Interest rates are spoken about a lot in the finance world. Whether you’re looking to borrow money from a lender or invest it, you’ll need to know about interest rates.
If you have a vague idea, then this guide will help solidify your knowledge and bring some sense to the little bits and pieces you’re unsure about. If you have no clue where to begin, then this will be the perfect place to start!
What are interest rates?
The technical definition is that interest rates are a percentage charged on the overall amount of money that you borrow or save.
So, when you borrow money from a bank, the interest rate is a percentage of the total loan that you need to pay back to them.
But, when you save money, you’re also given an interest rate. Here, it’s a percentage of your savings that gets paid back to you. This is because the bank essentially borrows money from you when you deposit it into an account. We won’t get into the technicalities of that – it’s a whole other topic for a different day!
Typically, rates are expressed as APR – the annual percentage rate. For example, you might want a bank loan for $10,000 that has an APR of 5%. This means that you pay 5% of that loan every year as interest. So, you can now calculate that you’ll pay £500 in interest, every year until you’ve paid back the loan in full.
It can be confusing, but once you start seeing interest rates in the real world, you soon get the hang of what they are and how they work.
Why do interest rates matter?
Interest rates are hugely significant in just about everything to do with finance. Whenever you want to borrow money – be it a loan, mortgage, or even a credit card – there will be rates. Realistically, they’re in place so lenders can actually make money. If they didn’t charge any interest, then they’d just be lending money out to everyone for free.
So, you need to understand and be wary about interest rates if you want to borrow money at any point in your life. It’s always a smart idea to shop around before you apply for any credit cards or look for any loans/mortgages. In an ideal world, you want to borrow money from a lender with the lowest interest rate. As such, this would mean you have to pay less money.
As touched upon earlier, rates are also vital if you want to save or invest money. Savings accounts have interest rates to help grow your investment.

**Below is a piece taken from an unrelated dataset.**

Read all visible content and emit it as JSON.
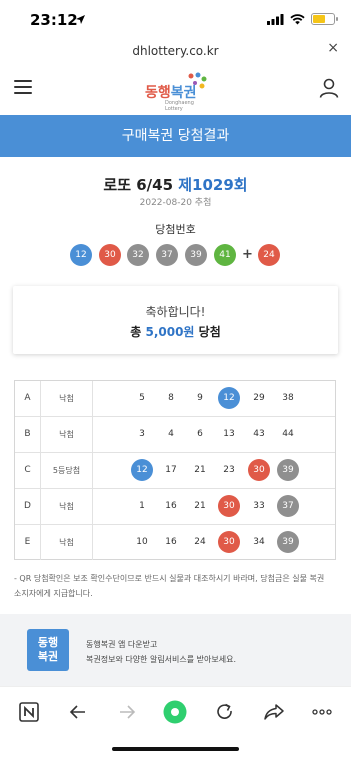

Each year, you can add a percentage of your savings to your account balance.
The best thing is, you don’t have to lift a finger or do anything. Ironically, in this scenario, you should shop around for a savings account with the absolute highest rates, so you can earn as much money as possible.
Financial institutions often have a range of products for you to choose from if you’re looking to invest or save your money. Standard savings accounts are available, but the interest is really bad on them. Then, you have things like a high interest term deposit that offers far more generous rates, but with more restrictions. It’s a case of weighing up the different options and choosing the one that speaks to your requirements while offering a decent interest rate.
As a summary, interest rates matter because they determine how much it will cost to borrow money, or how much money you can gain from saving/investing it.
Does your credit score affect rates?
Yes, it does. Your credit score is basically a figure that helps show how creditworthy you are. It’s pretty much a nice and simple way for lenders to look at you and figure out if you’re trustworthy or not to be granted credit.
In some cases, a bad credit score can mean you don’t get your application accepted at all. But, there’s a general rule that poor credit scores will result in worse interest rates.
Now, banks and lenders will usually advertise a specific interest rate for their different products. This will be the best interest rate you can get, but not everyone will end up with it. Usually, you need to have a good credit score to qualify for the advertised rate – often referred to as the representative APR.
But, if your score isn’t up to scratch, then the bank will give you a higher interest rate, which means it costs more for you to borrow money. They do this because people with bad credit scores aren’t seen as trustworthy as ones with good ones. It’s more of a risk for lenders, so they compensate for this with higher rates.
The good news is that your credit score doesn’t impact the interest rate on savings accounts or other investment products!
Are there different types of interest rates?
There are many types of interest rates out there, but the two you need to concern yourself with are:
- Fixed interest rates
- Variable interest rates
A fixed interest rate is one that will stay the same forever. So, if your mortgage has a 2.5% fixed interest, you will pay that amount every year until your debt is paid.
A variable interest rate may start out with a fixed term, but it will then be open to fluctuations. This means it could go up, or it could go down. So, you might end up paying less, or you could end up paying more – it all depends on the rate.
It’s crucial that you start understanding interest rates if you want to make good financial decisions! Shop around whenever you borrow money; look for lenders with the most favorable rates, so you pay as little as possible.
If you’re opening savings accounts, then look for the best rates so you can earn more each year! Also, make sure you keep your credit score in check. If you don’t, then you can end up on lousy interest rates when borrowing money.